Thus, the structural columns, which are attached to the foundation, match the proportions of the pillows for a seamless effect. The tilt-up panels are connected to the columns at the sides but rest on the foundation’s stem wall through gravity alone.
“There were a lot of benefits to doing this project in tilt-up,” Erickson said. “One is we were able to increase the thickness of the walls so that there’s no additional insulation. So, the walls are at minimum 10 inches thick. The other benefit of doing tilt-up over, say, a hung precast panel is that we don’t need any backup structure. So, you’re seeing the back of the concrete panel when you’re inside the building.”
Eliminating drywall on the interior, Erickson said, was a strategic decision made to harmonize the addition with the exposed concrete of the existing 1930s structure and to reference Southern Californian vernacular architecture in general. The bare concrete is also a highly functional choice for an art studio, where walls “tend to get beaten and battered.”
The utility of tilt-up panels was a criterion in the construction of Gensler’s East Campus Medical Office Building at the University of California, San Diego. Tom Heffernan, a principal at Gensler who has served on the TCA board, oversaw the project, which combines textured tilt-up concrete with a sheer curtain wall system.
Tilt-up walls, Heffernan said, have “the ability to be exterior finish, the gravity load-bearing structure, the lateral earthquake- and wind-resistant structure, and, in some cases, the interior finish as well.”
The RFP For UCSD’s design competition for the new building indicated that the school would consider tilt-up proposals. Gensler, Heffernan said, “took that as a challenge: ‘Can we do some tilt-up that we’re proud of, and what would that do to benefit the budget?’”

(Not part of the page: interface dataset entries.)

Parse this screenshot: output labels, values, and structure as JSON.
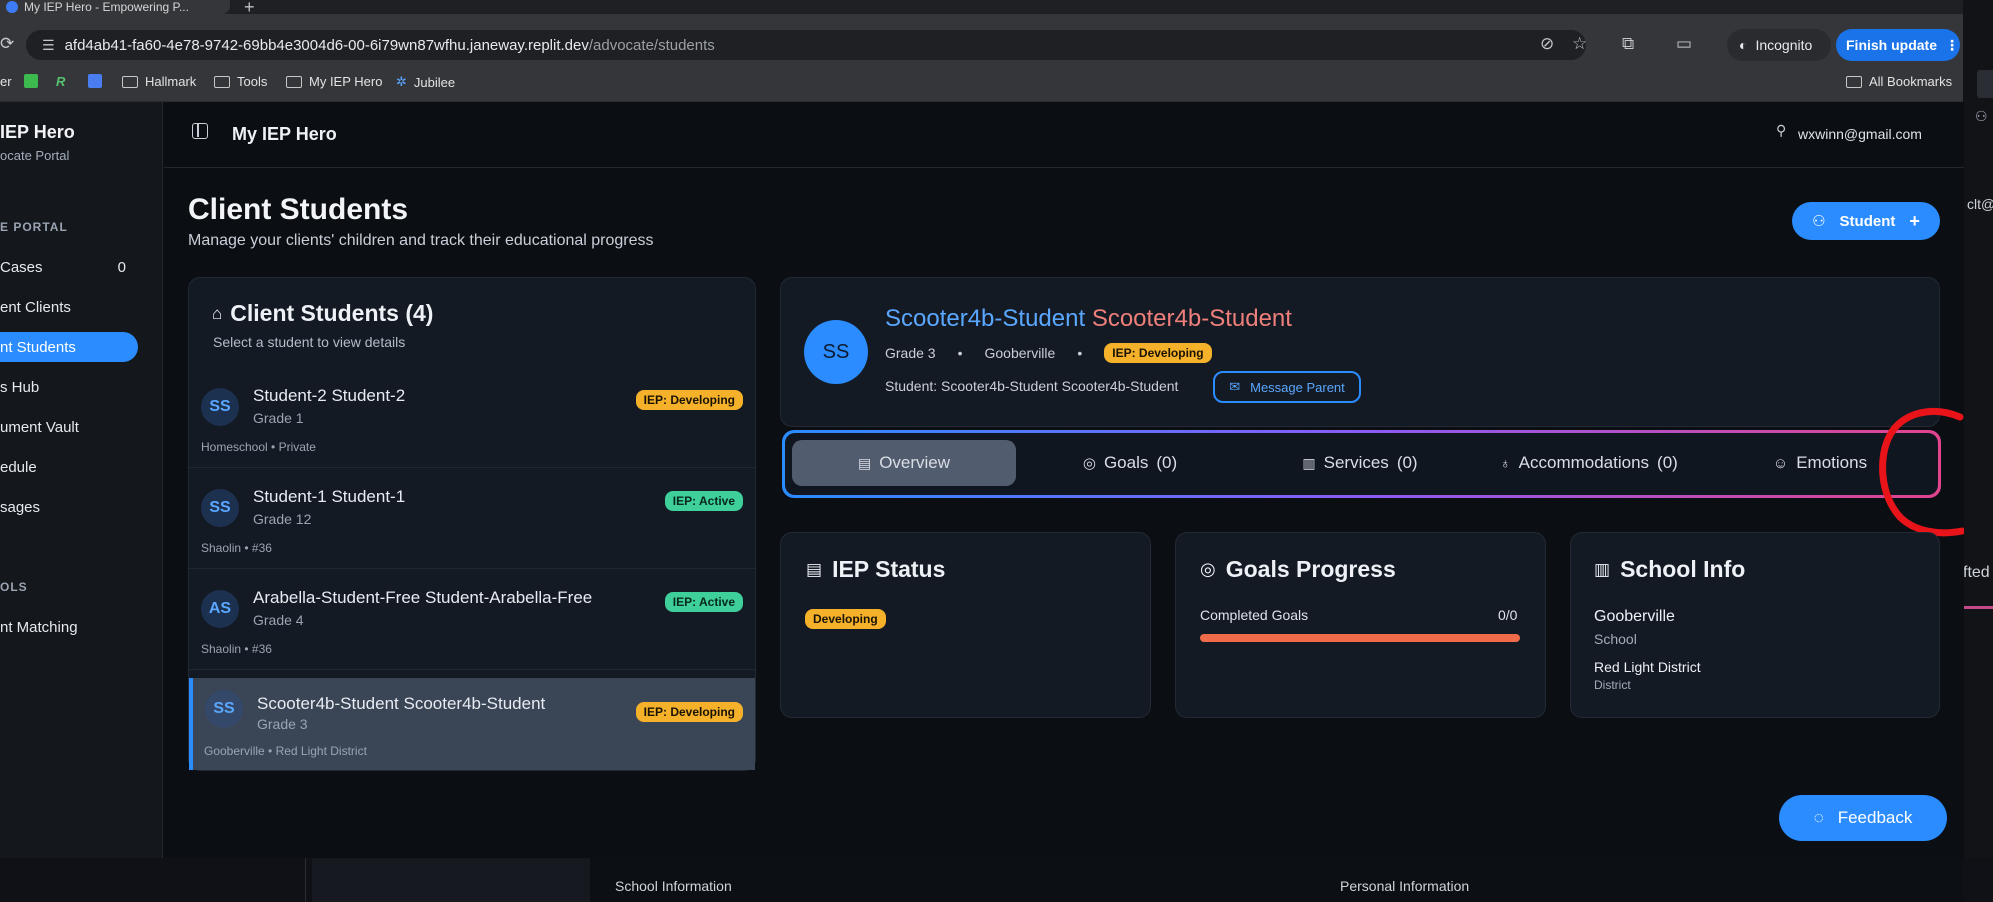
{
  "browser": {
    "tab_title": "My IEP Hero - Empowering P...",
    "new_tab": "+",
    "url_host": "afd4ab41-fa60-4e78-9742-69bb4e3004d6-00-6i79wn87wfhu.janeway.replit.dev",
    "url_path": "/advocate/students",
    "incognito_label": "Incognito",
    "finish_update_label": "Finish update",
    "bookmarks": [
      "Hallmark",
      "Tools",
      "My IEP Hero",
      "Jubilee"
    ],
    "bookmark_fragment": "er",
    "all_bookmarks": "All Bookmarks"
  },
  "sidebar": {
    "brand": "IEP Hero",
    "subtitle": "ocate Portal",
    "section_portal": "E PORTAL",
    "items": [
      {
        "label": "Cases",
        "count": "0"
      },
      {
        "label": "ent Clients"
      },
      {
        "label": "nt Students"
      },
      {
        "label": "s Hub"
      },
      {
        "label": "ument Vault"
      },
      {
        "label": "edule"
      },
      {
        "label": "sages"
      }
    ],
    "section_tools": "OLS",
    "tools_items": [
      {
        "label": "nt Matching"
      }
    ]
  },
  "header": {
    "app_title": "My IEP Hero",
    "user_email": "wxwinn@gmail.com"
  },
  "page": {
    "title": "Client Students",
    "subtitle": "Manage your clients' children and track their educational progress",
    "add_student_label": "Student"
  },
  "list": {
    "title": "Client Students (4)",
    "subtitle": "Select a student to view details",
    "students": [
      {
        "initials": "SS",
        "name": "Student-2 Student-2",
        "grade": "Grade 1",
        "meta": "Homeschool • Private",
        "status": "IEP: Developing",
        "status_type": "developing"
      },
      {
        "initials": "SS",
        "name": "Student-1 Student-1",
        "grade": "Grade 12",
        "meta": "Shaolin • #36",
        "status": "IEP: Active",
        "status_type": "active"
      },
      {
        "initials": "AS",
        "name": "Arabella-Student-Free Student-Arabella-Free",
        "grade": "Grade 4",
        "meta": "Shaolin • #36",
        "status": "IEP: Active",
        "status_type": "active"
      },
      {
        "initials": "SS",
        "name": "Scooter4b-Student Scooter4b-Student",
        "grade": "Grade 3",
        "meta": "Gooberville • Red Light District",
        "status": "IEP: Developing",
        "status_type": "developing"
      }
    ]
  },
  "detail": {
    "initials": "SS",
    "name_first": "Scooter4b-Student",
    "name_last": "Scooter4b-Student",
    "grade": "Grade 3",
    "school": "Gooberville",
    "status": "IEP: Developing",
    "student_line": "Student: Scooter4b-Student Scooter4b-Student",
    "message_parent": "Message Parent",
    "tabs": [
      {
        "label": "Overview"
      },
      {
        "label": "Goals",
        "count": "(0)"
      },
      {
        "label": "Services",
        "count": "(0)"
      },
      {
        "label": "Accommodations",
        "count": "(0)"
      },
      {
        "label": "Emotions"
      }
    ],
    "iep_status": {
      "title": "IEP Status",
      "badge": "Developing"
    },
    "goals_progress": {
      "title": "Goals Progress",
      "label": "Completed Goals",
      "value": "0/0",
      "progress": 0
    },
    "school_info": {
      "title": "School Info",
      "school": "Gooberville",
      "school_label": "School",
      "district": "Red Light District",
      "district_label": "District"
    }
  },
  "feedback_label": "Feedback",
  "background_app": {
    "school_information": "School Information",
    "personal_information": "Personal Information",
    "fragment_right_1": "clt@",
    "fragment_right_2": "fted"
  },
  "colors": {
    "accent": "#2a8cff",
    "developing": "#f5b12a",
    "active": "#3ecf9b",
    "progress": "#ef6b4a",
    "annotation": "#e8141a"
  }
}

The architects strove to push the potential of concrete. “We were very excited by how sculptural the material could be and wanted to use it in the most honest way possible,” Heffernan said, rather than “trying to hide it behind paint.”
Working with concrete subcontractor Minegar Contracting and general contractor C.W. Driver, the team modified the concrete mix to create light, warm colors and used a variety of form liners to introduce multiple textures. “And then, because it is such a stiff material, we used it to provide shape to building parapets, so it doesn’t look like just a big box.”
But the real driver in the decision to use tilt-up was budget. “What was discretionary was really the skin of the structural frame,” Heffernan said. “So, we said, if we do tilt-up, then we can eliminate the perimeter columns, and we can use a long-span, open-width joist system to support the floors and the roof. That would bring the pounds of steel in the project significantly lower than if it was a conventional steel-framed building.”
The savings this produced allowed the team to inject a glass curtain-wall system at the building’s entry. “If we had used just a conventional steel frame, we would not have been able to afford that premium material at the entrance,” Heffernan said.
The variety of tilt-up use cases and design innovation is increasing all the time, added Heffernan, who served for multiple years as a juror on the TCA’s awards program. “Owners get a cast-in-place concrete building and everything that goes with that in terms of durability and value. I think it’s up to designers to be looking for creative ways to use it really expressively.”